**ACTION ITEM**
Look through the lines below and extract each one that contains "sportsml".
Segment Start: EXERCISE INPUTS
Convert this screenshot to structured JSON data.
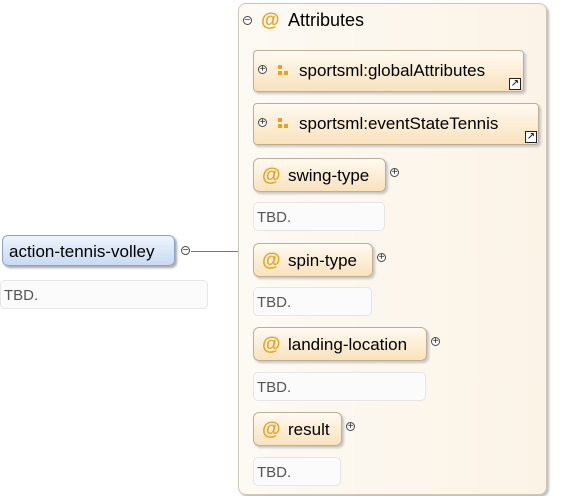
{
  "root": {
    "name": "action-tennis-volley",
    "doc": "TBD."
  },
  "group": {
    "title": "Attributes"
  },
  "refs": [
    {
      "name": "sportsml:globalAttributes"
    },
    {
      "name": "sportsml:eventStateTennis"
    }
  ],
  "attributes": [
    {
      "name": "swing-type",
      "doc": "TBD."
    },
    {
      "name": "spin-type",
      "doc": "TBD."
    },
    {
      "name": "landing-location",
      "doc": "TBD."
    },
    {
      "name": "result",
      "doc": "TBD."
    }
  ],
  "symbols": {
    "attribute": "@",
    "expand": "+",
    "collapse": "−",
    "link": "↗"
  },
  "colors": {
    "element_fill": "#c9daf3",
    "attribute_fill": "#f9e2bc",
    "attribute_symbol": "#e8a21c"
  }
}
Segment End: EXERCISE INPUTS
**TASK OUTPUT**
      "name": "sportsml:globalAttributes"
      "name": "sportsml:eventStateTennis"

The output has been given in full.